Permanent possibilities.

Experience necessary.

Good typing. No Shorthand.

Good pay. Call...


Story Continues Below Adverts


Self-starter. Good typing.

Aptitude for figures.

Ability to communicate.

Good salary and benefits.


Or....one of my favorites:


Part-time typist who won’t

quit after 2 months, who

works hard and doesn’t

think she’s doing me a favor

by working here, who can take

a joke, and won’t cry everyday

at her desk. Call...

Every HELP WANTED ad had a telephone number, and when you called it, the person who answered was inevitably informative, and would answer any questions you might ask. If interest from both sides persisted, an on-site job interview was then planned, usually for that same or the next day.

Story Continues Below Adverts

I don’t remember needing to bring a resume with me back then, but references were expected. Usually, the person doing the interview would end up being your boss, and just about always, if not always, I was offered the job.

No muss. No fuss. No agonizing self-doubt. Instant gratification!

The other way I got work was through that great old staple for unemployed officer workers: Kelly Girls.

I loved Kelly Girls!

In the Never Never Land of my youth, being accepted as a Kelly Girl was preceded by an in-person interview in one of their offices – usually by a former Kelly Girl who had risen in the ranks – and a typing test. None of which frightened me, as I enjoyed meeting new people (even potential employers), and I was and still am the fastest typist in the world.

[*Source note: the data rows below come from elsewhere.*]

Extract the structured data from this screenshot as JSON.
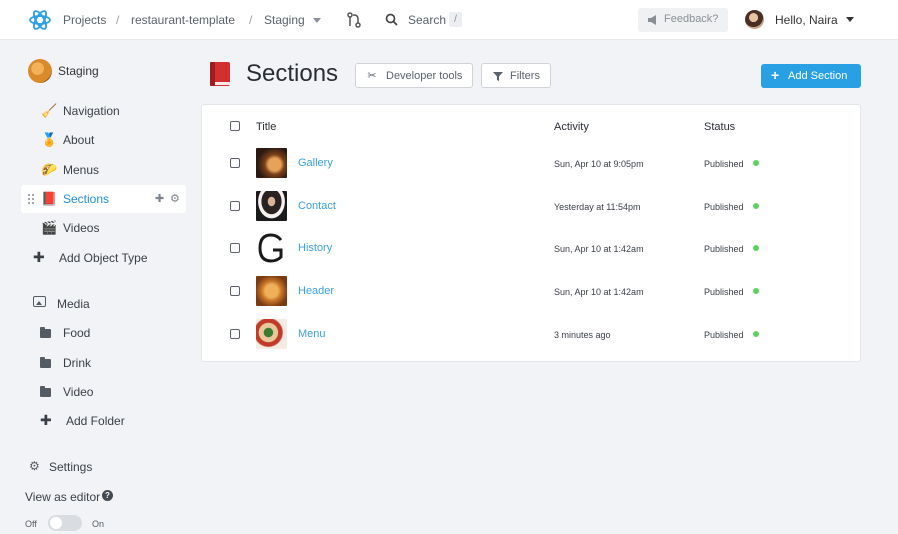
{
  "header": {
    "breadcrumbs": [
      "Projects",
      "restaurant-template",
      "Staging"
    ],
    "separator": "/",
    "search_label": "Search",
    "search_shortcut": "/",
    "feedback_label": "Feedback?",
    "user_greeting": "Hello, Naira"
  },
  "sidebar": {
    "workspace": "Staging",
    "object_types": [
      {
        "label": "Navigation",
        "icon": "broom-icon"
      },
      {
        "label": "About",
        "icon": "medal-icon"
      },
      {
        "label": "Menus",
        "icon": "taco-icon"
      },
      {
        "label": "Sections",
        "icon": "book-icon",
        "active": true
      },
      {
        "label": "Videos",
        "icon": "clapperboard-icon"
      }
    ],
    "add_object_type": "Add Object Type",
    "media_label": "Media",
    "folders": [
      "Food",
      "Drink",
      "Video"
    ],
    "add_folder": "Add Folder",
    "settings_label": "Settings",
    "view_as_editor": "View as editor",
    "toggle_off": "Off",
    "toggle_on": "On",
    "toggle_state": false
  },
  "main": {
    "title": "Sections",
    "developer_tools": "Developer tools",
    "filters": "Filters",
    "add_section": "Add Section",
    "columns": {
      "title": "Title",
      "activity": "Activity",
      "status": "Status"
    },
    "rows": [
      {
        "title": "Gallery",
        "activity": "Sun, Apr 10 at 9:05pm",
        "status": "Published",
        "thumb": "gallery"
      },
      {
        "title": "Contact",
        "activity": "Yesterday at 11:54pm",
        "status": "Published",
        "thumb": "contact"
      },
      {
        "title": "History",
        "activity": "Sun, Apr 10 at 1:42am",
        "status": "Published",
        "thumb": "history"
      },
      {
        "title": "Header",
        "activity": "Sun, Apr 10 at 1:42am",
        "status": "Published",
        "thumb": "header"
      },
      {
        "title": "Menu",
        "activity": "3 minutes ago",
        "status": "Published",
        "thumb": "menu"
      }
    ]
  },
  "colors": {
    "accent": "#29a0e3",
    "link": "#3aa0e0",
    "published_dot": "#5fd35f",
    "background": "#f2f3f6"
  }
}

I got some of my favorite jobs through Kelly Girls, because when people I was temping with fell in love with me and vice versa, all they had to do was pay a sort of a “finder’s fee” to Kelly Girls, and they could hire me away.

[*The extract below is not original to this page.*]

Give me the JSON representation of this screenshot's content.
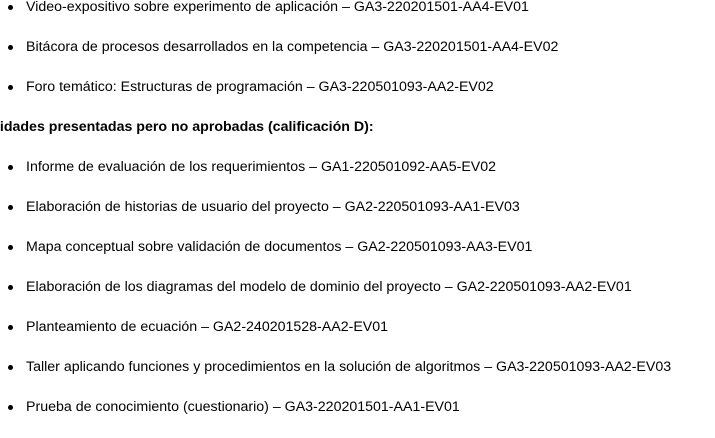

Over the years, I wanted to spend more hours writing and less hours earning an income, so I switched to seasonal or part-time jobs, working half years or half days, and making up stories or plotting out books the rest of the time.

Even so, all of those jobs were easy to get. Just a concentrated study of the Want Ads with a ball point pen in hand, followed by a phone call, and...Voila...a job!

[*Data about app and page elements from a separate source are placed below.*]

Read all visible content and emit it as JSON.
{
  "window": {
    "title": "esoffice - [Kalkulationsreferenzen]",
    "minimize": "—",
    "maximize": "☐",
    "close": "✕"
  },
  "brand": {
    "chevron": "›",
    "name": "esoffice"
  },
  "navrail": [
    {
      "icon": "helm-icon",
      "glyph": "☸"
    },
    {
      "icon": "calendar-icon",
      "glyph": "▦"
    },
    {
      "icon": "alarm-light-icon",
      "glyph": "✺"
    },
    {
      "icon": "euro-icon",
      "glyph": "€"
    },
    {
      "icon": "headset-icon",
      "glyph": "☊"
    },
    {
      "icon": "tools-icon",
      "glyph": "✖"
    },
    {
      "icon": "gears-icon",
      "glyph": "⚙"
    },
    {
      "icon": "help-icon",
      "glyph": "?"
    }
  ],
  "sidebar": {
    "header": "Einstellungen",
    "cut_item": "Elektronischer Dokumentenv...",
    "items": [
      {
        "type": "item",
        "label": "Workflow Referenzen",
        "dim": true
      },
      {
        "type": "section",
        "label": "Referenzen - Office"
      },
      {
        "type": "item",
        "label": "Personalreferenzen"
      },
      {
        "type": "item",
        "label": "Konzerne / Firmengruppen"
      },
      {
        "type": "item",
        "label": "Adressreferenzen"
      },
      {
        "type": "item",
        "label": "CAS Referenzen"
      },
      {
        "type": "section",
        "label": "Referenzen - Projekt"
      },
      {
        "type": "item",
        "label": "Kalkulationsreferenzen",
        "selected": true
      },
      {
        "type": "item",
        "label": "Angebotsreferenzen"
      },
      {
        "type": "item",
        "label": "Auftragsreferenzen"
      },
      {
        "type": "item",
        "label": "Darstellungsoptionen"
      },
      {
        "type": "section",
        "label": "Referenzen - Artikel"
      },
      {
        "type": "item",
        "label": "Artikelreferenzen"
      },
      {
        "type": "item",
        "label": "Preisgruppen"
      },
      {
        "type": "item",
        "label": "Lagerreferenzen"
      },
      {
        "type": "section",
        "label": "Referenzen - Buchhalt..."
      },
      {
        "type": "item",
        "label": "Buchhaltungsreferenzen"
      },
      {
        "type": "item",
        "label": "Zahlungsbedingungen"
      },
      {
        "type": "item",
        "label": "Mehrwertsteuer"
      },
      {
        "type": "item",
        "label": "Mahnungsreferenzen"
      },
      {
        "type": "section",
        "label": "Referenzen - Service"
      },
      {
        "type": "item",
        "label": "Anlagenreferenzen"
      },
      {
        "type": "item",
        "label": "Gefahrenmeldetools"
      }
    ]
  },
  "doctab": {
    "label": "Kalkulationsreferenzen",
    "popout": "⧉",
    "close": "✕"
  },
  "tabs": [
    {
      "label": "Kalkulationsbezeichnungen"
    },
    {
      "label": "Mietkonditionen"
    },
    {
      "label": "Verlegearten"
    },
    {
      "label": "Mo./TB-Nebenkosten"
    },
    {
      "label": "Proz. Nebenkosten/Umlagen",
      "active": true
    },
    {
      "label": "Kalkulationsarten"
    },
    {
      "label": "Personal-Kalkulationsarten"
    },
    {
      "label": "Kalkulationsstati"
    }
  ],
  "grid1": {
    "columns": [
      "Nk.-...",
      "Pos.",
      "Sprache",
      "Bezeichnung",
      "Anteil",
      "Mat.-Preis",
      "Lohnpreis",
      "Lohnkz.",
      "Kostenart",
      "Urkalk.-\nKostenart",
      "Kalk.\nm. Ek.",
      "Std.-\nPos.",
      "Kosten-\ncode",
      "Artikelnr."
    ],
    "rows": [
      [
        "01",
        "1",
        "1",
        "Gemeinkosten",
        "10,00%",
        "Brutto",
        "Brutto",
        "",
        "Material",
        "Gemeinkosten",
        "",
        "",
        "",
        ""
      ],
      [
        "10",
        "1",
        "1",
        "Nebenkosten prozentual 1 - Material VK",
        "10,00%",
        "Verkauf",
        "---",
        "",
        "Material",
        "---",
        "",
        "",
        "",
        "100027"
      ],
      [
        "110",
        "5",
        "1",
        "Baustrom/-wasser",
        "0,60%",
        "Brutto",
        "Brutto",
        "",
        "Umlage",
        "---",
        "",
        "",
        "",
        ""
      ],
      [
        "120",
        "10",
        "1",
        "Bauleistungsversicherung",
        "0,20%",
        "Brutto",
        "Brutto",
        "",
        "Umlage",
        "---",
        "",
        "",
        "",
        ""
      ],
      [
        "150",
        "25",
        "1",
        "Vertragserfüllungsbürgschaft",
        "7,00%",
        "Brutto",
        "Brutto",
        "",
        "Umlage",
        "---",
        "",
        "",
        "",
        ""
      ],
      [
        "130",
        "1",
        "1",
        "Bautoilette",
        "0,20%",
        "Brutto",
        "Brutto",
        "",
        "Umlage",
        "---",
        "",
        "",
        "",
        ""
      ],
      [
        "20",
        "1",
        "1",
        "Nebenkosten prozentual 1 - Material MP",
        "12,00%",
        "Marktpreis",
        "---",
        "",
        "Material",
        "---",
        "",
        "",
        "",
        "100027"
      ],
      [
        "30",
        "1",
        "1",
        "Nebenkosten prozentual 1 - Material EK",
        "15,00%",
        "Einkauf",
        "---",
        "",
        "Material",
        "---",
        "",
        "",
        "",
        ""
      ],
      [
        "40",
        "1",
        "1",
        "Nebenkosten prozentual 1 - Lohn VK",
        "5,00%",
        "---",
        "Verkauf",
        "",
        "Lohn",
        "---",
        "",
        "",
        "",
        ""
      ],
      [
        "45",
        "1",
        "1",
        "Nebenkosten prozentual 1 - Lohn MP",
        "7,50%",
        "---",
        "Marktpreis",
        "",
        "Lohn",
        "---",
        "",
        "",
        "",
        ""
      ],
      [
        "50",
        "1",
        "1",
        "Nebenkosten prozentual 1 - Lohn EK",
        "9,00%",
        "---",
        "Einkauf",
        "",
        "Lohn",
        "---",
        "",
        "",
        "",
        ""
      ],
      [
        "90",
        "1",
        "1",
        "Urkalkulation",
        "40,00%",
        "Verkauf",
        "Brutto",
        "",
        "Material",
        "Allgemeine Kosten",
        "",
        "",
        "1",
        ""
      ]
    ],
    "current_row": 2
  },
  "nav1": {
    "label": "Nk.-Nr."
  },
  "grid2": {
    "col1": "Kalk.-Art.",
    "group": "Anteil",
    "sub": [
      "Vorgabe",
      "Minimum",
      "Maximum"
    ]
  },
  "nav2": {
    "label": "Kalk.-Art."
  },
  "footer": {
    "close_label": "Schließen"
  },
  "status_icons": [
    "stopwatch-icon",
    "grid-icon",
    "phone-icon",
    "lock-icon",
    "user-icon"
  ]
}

Now, of course, the world is different.

The “light touch” of face-to-face interviews has gone the way of dial telephones, and there are so many hiring restrictions that Personnel Managers (now called Human Resources) dare not make a decision without consulting manuals about what they are and are not allowed to do, and who they are or are not allowed to hire.

I know that people looking for jobs can still get them. But...oh, my...how impersonal. Filling out forms on the Internet. Living in Illinois or Massachusetts or Arizona, and applying for a jobs in Vermont or Idaho or Florida. Submitting each application under the compound weight of necessity and indifference. Doing it by rote. Inserting data like an automaton. The impersonal multiplied a thousand-fold to the point of irrelevancy.


Not long ago when I was in Wagner Hardware, an adorable teenager with a narrow face, an eager eye, and a baseball cap worn backward on his head leaned amiably over the store counter and said to the manager, “My name is Anthony. I’m looking for an after school and summer job. Are you doing any hiring?”

The manager pulled a job application out of a drawer, thrust it at young Anthony, and said, “Fill this out, and I’ll introduce you to the owner.”

The next time I went to Wagner Hardware, there was Anthony behind the counter, ready to ring up my purchases. The baseball hat was still on backward, and there was a big smile on his Huckleberry Finn face.

So...I guess person-to-person is still possible.

But I doubt if job hunting will ever be as much like a treasure hunt as it was when I used to spread the pages of the CLASSIFIED Ads around myself on the floor, lean over the small print with a red pen in my hand, and circle the boxes that ignited my imagination about places to go, people to meet, and money to be made.

Copyright © Shelly Reuben, 2023. Shelly Reuben’s books have been nominated for Edgar, Prometheus, and Falcon awards. For more about her writing, visit www.shellyreuben.com